Please output each entry in the material beneath exactly as shown.

» INFORMATION
= Beginning of Section =

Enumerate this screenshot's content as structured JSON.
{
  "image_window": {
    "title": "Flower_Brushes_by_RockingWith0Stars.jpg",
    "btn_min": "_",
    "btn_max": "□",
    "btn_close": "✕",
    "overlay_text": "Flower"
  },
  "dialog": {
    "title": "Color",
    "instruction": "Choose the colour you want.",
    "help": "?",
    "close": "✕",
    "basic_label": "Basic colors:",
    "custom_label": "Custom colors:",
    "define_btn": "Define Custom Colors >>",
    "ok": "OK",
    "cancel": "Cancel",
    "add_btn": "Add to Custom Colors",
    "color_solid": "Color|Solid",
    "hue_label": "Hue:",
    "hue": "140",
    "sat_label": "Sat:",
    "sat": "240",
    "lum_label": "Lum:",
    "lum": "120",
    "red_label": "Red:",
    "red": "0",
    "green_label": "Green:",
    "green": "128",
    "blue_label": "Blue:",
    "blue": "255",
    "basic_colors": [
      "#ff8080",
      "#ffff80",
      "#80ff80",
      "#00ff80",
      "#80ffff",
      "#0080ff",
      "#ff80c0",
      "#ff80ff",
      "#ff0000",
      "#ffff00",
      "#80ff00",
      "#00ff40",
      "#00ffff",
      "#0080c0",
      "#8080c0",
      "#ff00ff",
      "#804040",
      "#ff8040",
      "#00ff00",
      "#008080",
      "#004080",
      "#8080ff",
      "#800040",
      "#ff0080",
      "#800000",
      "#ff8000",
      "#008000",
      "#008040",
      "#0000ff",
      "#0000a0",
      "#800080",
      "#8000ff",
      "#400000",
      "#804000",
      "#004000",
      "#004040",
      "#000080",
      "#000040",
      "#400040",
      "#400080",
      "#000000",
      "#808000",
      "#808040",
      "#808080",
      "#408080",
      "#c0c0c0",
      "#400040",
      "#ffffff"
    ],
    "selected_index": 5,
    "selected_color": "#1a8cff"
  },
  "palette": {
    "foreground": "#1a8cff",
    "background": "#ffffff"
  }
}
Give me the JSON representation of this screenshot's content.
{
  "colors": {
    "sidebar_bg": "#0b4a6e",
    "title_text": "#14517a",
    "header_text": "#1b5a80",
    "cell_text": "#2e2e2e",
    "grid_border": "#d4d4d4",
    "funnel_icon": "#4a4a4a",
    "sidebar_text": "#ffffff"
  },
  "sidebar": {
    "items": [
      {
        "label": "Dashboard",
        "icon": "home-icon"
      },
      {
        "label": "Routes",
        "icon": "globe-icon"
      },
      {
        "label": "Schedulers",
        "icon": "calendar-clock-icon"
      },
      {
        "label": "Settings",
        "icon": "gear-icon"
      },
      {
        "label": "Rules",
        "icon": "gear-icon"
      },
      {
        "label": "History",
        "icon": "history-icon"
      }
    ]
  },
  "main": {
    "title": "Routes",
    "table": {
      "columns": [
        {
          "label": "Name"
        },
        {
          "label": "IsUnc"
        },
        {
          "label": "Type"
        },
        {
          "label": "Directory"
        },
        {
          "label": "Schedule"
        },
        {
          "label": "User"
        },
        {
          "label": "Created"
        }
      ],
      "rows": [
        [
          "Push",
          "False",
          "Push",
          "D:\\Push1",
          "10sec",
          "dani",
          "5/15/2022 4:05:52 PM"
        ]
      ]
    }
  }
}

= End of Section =

» OUTPUT FOR THIS EXERCISE
Enumerate this screenshot's content as structured JSON.
{
  "image_window": {
    "title": "Flower_Brushes_by_RockingWith0Stars.jpg",
    "btn_min": "_",
    "btn_max": "□",
    "btn_close": "✕",
    "overlay_text": "Flower"
  },
  "dialog": {
    "title": "Color",
    "instruction": "Choose the colour you want.",
    "help": "?",
    "close": "✕",
    "basic_label": "Basic colors:",
    "custom_label": "Custom colors:",
    "define_btn": "Define Custom Colors >>",
    "ok": "OK",
    "cancel": "Cancel",
    "add_btn": "Add to Custom Colors",
    "color_solid": "Color|Solid",
    "hue_label": "Hue:",
    "hue": "140",
    "sat_label": "Sat:",
    "sat": "240",
    "lum_label": "Lum:",
    "lum": "120",
    "red_label": "Red:",
    "red": "0",
    "green_label": "Green:",
    "green": "128",
    "blue_label": "Blue:",
    "blue": "255",
    "basic_colors": [
      "#ff8080",
      "#ffff80",
      "#80ff80",
      "#00ff80",
      "#80ffff",
      "#0080ff",
      "#ff80c0",
      "#ff80ff",
      "#ff0000",
      "#ffff00",
      "#80ff00",
      "#00ff40",
      "#00ffff",
      "#0080c0",
      "#8080c0",
      "#ff00ff",
      "#804040",
      "#ff8040",
      "#00ff00",
      "#008080",
      "#004080",
      "#8080ff",
      "#800040",
      "#ff0080",
      "#800000",
      "#ff8000",
      "#008000",
      "#008040",
      "#0000ff",
      "#0000a0",
      "#800080",
      "#8000ff",
      "#400000",
      "#804000",
      "#004000",
      "#004040",
      "#000080",
      "#000040",
      "#400040",
      "#400080",
      "#000000",
      "#808000",
      "#808040",
      "#808080",
      "#408080",
      "#c0c0c0",
      "#400040",
      "#ffffff"
    ],
    "selected_index": 5,
    "selected_color": "#1a8cff"
  },
  "palette": {
    "foreground": "#1a8cff",
    "background": "#ffffff"
  }
}
Give me the JSON representation of this screenshot's content.
{
  "colors": {
    "sidebar_bg": "#0b4a6e",
    "title_text": "#14517a",
    "header_text": "#1b5a80",
    "cell_text": "#2e2e2e",
    "grid_border": "#d4d4d4",
    "funnel_icon": "#4a4a4a",
    "sidebar_text": "#ffffff"
  },
  "sidebar": {
    "items": [
      {
        "label": "Dashboard",
        "icon": "home-icon"
      },
      {
        "label": "Routes",
        "icon": "globe-icon"
      },
      {
        "label": "Schedulers",
        "icon": "calendar-clock-icon"
      },
      {
        "label": "Settings",
        "icon": "gear-icon"
      },
      {
        "label": "Rules",
        "icon": "gear-icon"
      },
      {
        "label": "History",
        "icon": "history-icon"
      }
    ]
  },
  "main": {
    "title": "Routes",
    "table": {
      "columns": [
        {
          "label": "Name"
        },
        {
          "label": "IsUnc"
        },
        {
          "label": "Type"
        },
        {
          "label": "Directory"
        },
        {
          "label": "Schedule"
        },
        {
          "label": "User"
        },
        {
          "label": "Created"
        }
      ],
      "rows": [
        [
          "Push",
          "False",
          "Push",
          "D:\\Push1",
          "10sec",
          "dani",
          "5/15/2022 4:05:52 PM"
        ]
      ]
    }
  }
}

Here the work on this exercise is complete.